On the Internet, conceptualist literature takes on kaleidoscopic form, completely alien to the severe world of print: Pieces often feature aural experimentation, kinetic text, and diverse visual display. Commonly, viewers will guide a poem rather than simply reading it, becoming investigators -- rather than bystanders -- of art. These various digital combinations of form escape all reductive definitions of medium, and invite a reconsideration of literary practice.

Specifically, Hader presents the argument that, because the internet is "free from the politics of publishing," the author is able to expand their artistic scope in a way that fosters a reconsideration of the entire creative process.

Instead of asking, “What can I write?” the digital author asks: “How can I write?” In an age where popular print novels are bland regurgitations of romantic forms, this question has become invaluable.

Or, perhaps as better put by Kenneth Goldsmith, whom Hader cites as a "figurehead of conceptualist poets:"

Language as material, language as process, language as something to be shoveled into a machine and spread across pages, only to be discarded and recycled once again. Language as junk, language as detritus. Nutritionless language, meaningless language, unloved language, entartete sprache, everyday speech, illegibility, unreadability, machinistic repetition.
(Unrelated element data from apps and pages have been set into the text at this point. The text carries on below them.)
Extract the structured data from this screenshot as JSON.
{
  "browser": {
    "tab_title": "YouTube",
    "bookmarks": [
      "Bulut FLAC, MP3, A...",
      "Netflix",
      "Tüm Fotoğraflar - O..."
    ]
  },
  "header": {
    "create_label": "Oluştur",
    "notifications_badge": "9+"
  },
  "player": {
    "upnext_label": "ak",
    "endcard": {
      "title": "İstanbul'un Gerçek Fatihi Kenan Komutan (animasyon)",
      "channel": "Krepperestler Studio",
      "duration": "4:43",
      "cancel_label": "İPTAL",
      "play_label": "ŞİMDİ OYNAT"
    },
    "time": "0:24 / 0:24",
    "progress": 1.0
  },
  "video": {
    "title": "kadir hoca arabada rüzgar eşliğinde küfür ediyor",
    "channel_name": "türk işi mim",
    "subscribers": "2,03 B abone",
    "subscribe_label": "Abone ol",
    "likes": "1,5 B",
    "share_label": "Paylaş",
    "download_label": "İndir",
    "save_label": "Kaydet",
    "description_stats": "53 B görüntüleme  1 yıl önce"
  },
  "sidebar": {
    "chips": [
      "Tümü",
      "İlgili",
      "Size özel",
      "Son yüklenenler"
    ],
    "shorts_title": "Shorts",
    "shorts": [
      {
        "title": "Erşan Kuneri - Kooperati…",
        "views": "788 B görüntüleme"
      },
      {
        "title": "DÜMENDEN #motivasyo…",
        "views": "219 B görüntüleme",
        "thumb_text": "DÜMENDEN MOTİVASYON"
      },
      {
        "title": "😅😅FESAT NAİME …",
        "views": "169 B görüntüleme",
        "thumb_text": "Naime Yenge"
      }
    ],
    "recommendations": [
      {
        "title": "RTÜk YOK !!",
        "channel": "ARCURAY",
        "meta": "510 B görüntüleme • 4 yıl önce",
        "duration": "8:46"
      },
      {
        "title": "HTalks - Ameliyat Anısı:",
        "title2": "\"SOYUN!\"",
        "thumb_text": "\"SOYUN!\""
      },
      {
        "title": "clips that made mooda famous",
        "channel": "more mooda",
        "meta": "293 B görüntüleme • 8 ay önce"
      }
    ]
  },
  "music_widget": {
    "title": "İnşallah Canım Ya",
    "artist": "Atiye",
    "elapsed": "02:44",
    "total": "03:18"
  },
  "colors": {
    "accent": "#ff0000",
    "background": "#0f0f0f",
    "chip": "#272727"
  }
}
Obsessive archiving & cataloging, the debased language of media & advertising; language more concerned with quantity than quality. How much did you say that paragraph weighed?

With all of this as a backdrop, I would like to discuss the relationship between "conceptualist poetry" and digital technology: to what extent can we separate the intellectual movement that underpins "conceptualist poetry," from the "tangible" or "practical" nature of technology?  Is technology the sole inspiration for the movement?  Or is technology only a means through which the movement, in and of itself, is being expressed?

1 Comment

  1. The approach to poetry labeled "conceptualist" here has connections to an older form sometimes called concrete poetry. We'll have a chance to talk about some examples, and explore the general impact of digital technology on literary expression, a little later in the semester.

    But it's not too soon to start thinking about some of these questions. People may want to have a look at the netpoetic website and read my short blogpost connecting concrete poetry, Lionel Kearns, and Marshall McLuhan.